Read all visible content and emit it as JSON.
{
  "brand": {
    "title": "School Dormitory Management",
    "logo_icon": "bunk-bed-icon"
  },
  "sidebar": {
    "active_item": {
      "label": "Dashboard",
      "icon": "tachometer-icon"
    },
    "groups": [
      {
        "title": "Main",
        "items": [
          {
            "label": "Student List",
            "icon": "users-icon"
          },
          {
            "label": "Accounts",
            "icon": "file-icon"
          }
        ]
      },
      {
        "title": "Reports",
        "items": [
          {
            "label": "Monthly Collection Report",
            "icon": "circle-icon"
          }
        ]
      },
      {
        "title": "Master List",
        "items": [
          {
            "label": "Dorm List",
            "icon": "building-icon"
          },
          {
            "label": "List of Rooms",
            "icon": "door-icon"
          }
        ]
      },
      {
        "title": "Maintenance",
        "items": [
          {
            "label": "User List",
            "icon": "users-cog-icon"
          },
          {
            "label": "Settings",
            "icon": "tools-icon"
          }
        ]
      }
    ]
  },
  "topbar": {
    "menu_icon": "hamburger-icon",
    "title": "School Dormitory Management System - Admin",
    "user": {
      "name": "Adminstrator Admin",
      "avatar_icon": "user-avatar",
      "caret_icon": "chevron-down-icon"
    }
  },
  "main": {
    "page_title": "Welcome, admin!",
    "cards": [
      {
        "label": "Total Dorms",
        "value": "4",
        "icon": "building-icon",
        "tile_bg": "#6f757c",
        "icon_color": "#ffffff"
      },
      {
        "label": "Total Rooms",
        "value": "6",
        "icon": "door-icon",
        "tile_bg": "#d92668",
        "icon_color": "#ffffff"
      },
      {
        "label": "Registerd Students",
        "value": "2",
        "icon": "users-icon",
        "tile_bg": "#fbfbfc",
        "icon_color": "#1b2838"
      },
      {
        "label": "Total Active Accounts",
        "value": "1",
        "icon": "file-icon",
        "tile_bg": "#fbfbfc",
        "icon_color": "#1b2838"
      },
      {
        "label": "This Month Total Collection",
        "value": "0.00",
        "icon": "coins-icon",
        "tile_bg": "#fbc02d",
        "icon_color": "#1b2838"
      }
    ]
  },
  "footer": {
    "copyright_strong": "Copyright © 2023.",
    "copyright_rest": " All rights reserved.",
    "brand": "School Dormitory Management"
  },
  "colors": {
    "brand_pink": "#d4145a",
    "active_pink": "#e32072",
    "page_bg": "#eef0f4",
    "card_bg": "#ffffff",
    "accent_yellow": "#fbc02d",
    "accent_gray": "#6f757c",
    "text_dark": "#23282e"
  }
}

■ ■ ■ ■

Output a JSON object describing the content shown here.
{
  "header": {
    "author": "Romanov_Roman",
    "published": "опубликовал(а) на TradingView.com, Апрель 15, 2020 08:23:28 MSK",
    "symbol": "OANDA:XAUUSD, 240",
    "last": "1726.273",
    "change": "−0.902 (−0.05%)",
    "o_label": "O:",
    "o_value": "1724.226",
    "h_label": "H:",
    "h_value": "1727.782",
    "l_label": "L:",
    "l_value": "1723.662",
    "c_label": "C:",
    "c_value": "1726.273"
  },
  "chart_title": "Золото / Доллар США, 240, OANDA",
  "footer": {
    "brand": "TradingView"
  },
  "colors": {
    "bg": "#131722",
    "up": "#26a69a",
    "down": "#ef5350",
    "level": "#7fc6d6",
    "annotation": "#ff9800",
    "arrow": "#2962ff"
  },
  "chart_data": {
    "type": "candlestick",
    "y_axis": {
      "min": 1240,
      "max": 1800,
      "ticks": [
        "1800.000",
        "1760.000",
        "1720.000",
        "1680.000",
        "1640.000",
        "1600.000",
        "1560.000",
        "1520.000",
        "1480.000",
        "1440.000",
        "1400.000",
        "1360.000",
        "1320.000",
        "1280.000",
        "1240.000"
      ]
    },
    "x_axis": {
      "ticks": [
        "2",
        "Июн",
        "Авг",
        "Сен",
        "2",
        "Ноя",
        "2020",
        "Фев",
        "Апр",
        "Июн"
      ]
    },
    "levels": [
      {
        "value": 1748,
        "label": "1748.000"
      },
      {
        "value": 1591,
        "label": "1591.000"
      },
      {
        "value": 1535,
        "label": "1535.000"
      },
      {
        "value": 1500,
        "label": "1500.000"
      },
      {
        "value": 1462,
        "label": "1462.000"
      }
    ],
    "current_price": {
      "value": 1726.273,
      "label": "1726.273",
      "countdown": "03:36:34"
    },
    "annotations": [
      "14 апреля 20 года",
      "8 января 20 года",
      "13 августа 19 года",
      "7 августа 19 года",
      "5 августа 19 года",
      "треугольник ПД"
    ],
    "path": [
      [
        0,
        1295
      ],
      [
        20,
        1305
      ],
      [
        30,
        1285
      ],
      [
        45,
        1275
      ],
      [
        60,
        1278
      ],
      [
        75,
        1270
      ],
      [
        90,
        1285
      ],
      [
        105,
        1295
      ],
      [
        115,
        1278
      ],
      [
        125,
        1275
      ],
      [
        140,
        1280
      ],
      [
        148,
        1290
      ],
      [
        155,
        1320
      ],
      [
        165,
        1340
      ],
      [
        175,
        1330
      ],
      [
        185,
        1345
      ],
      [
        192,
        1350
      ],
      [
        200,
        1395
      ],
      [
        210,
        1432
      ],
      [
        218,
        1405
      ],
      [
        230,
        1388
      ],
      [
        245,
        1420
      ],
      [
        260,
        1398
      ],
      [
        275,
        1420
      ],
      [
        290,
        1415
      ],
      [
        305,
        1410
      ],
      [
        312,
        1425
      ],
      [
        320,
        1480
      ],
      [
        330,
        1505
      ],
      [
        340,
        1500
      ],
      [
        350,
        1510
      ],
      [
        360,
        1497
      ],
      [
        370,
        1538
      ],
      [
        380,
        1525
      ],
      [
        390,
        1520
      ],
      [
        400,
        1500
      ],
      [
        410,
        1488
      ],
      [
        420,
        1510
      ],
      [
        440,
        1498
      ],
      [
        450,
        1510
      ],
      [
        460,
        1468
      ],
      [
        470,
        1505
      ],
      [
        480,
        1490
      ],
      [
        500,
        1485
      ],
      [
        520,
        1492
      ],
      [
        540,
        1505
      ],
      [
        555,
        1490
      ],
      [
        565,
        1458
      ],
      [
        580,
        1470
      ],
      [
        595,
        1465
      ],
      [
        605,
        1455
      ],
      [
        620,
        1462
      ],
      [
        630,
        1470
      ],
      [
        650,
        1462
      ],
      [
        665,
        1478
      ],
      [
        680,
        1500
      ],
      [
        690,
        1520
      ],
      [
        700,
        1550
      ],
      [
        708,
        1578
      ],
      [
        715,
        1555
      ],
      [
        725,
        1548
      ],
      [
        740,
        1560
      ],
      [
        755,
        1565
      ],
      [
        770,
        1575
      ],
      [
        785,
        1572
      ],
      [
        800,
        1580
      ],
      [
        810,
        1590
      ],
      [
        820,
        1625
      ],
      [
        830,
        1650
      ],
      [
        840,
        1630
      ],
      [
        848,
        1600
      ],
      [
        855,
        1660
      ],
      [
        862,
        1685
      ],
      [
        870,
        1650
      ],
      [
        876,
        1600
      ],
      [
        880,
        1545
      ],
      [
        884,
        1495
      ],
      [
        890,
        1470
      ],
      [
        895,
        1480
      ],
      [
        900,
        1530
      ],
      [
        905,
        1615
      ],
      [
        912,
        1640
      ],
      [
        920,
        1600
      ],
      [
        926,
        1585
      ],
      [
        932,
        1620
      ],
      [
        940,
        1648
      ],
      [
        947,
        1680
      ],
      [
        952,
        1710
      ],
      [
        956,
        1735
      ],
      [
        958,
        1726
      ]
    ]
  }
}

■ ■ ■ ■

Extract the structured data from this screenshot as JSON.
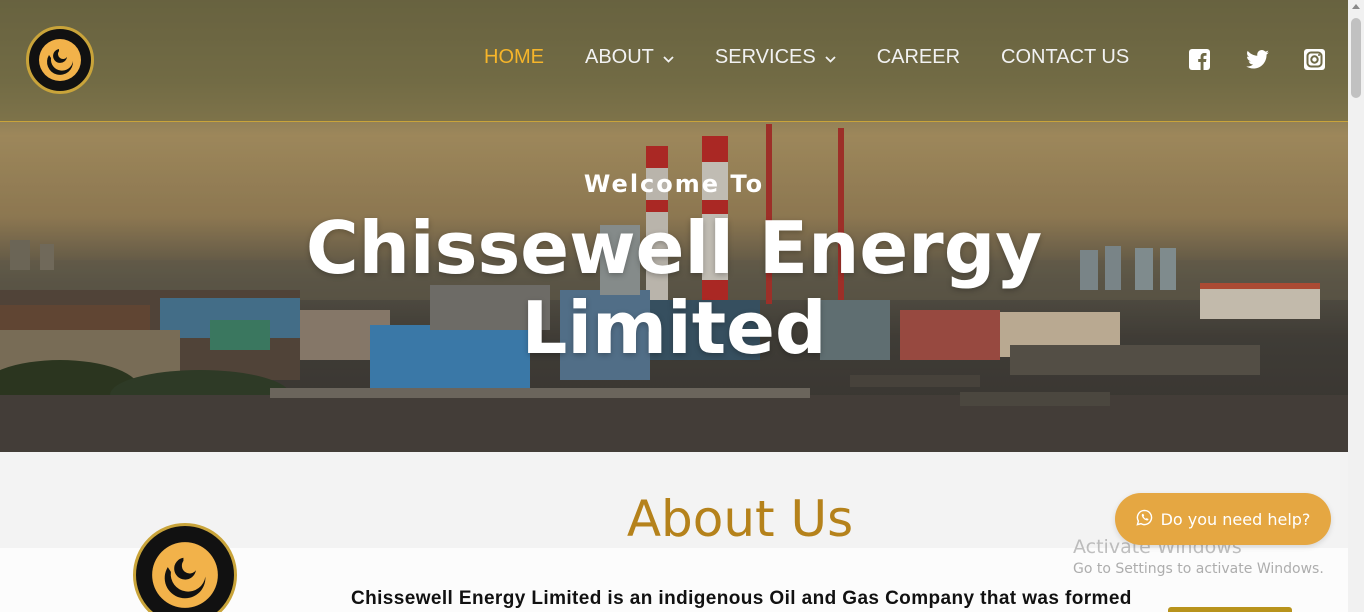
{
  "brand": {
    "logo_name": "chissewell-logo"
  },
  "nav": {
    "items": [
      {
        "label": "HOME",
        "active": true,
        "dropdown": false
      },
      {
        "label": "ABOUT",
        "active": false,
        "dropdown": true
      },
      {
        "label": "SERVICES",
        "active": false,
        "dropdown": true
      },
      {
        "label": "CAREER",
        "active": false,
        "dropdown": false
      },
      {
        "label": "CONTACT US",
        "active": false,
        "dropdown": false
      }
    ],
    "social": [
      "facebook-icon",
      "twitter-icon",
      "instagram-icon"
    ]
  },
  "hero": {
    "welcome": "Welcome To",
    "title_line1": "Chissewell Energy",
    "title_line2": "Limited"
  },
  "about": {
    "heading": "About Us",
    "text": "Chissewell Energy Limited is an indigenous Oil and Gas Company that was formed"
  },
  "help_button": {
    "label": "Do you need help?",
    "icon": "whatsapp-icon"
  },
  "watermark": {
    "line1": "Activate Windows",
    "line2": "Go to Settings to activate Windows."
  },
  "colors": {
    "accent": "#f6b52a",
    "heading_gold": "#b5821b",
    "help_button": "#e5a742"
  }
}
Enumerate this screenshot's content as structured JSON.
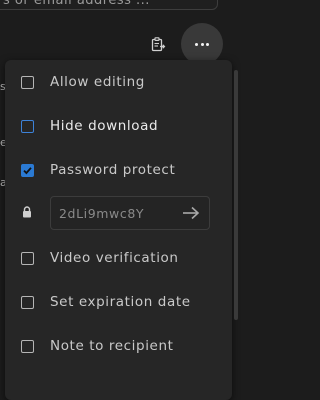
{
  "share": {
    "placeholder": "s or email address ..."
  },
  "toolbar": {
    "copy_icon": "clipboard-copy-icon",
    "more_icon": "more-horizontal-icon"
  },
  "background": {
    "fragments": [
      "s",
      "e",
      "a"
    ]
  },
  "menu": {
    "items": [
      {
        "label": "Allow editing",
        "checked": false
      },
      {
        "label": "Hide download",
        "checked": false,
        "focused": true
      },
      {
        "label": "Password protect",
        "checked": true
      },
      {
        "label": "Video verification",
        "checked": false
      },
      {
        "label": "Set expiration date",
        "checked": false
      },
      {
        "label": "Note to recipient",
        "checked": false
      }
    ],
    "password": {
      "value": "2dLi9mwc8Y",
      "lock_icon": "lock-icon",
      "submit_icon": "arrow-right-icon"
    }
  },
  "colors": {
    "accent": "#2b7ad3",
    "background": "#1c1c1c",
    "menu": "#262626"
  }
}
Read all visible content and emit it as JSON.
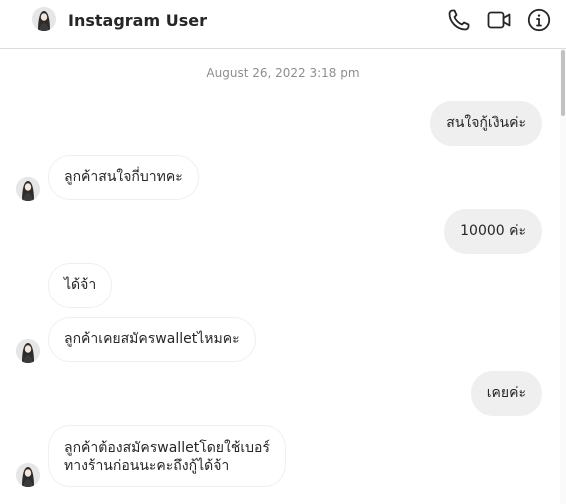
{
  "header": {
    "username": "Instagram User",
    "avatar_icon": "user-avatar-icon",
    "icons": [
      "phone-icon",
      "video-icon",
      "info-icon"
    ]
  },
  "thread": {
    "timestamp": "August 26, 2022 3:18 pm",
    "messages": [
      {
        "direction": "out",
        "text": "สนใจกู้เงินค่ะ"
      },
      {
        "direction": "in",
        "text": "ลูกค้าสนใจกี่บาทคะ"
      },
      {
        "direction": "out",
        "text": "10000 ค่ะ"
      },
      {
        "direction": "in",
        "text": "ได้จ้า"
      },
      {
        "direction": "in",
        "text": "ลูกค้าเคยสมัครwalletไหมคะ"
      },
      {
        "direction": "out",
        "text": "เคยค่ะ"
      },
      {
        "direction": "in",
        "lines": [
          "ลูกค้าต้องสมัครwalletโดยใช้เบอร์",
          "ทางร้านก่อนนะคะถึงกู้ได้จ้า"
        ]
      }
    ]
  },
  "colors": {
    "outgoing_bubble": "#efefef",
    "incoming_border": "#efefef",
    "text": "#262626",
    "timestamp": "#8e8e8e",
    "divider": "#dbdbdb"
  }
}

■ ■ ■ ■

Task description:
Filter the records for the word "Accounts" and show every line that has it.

Solution for this problem:
            "label": "Accounts",
        "label": "Total Active Accounts",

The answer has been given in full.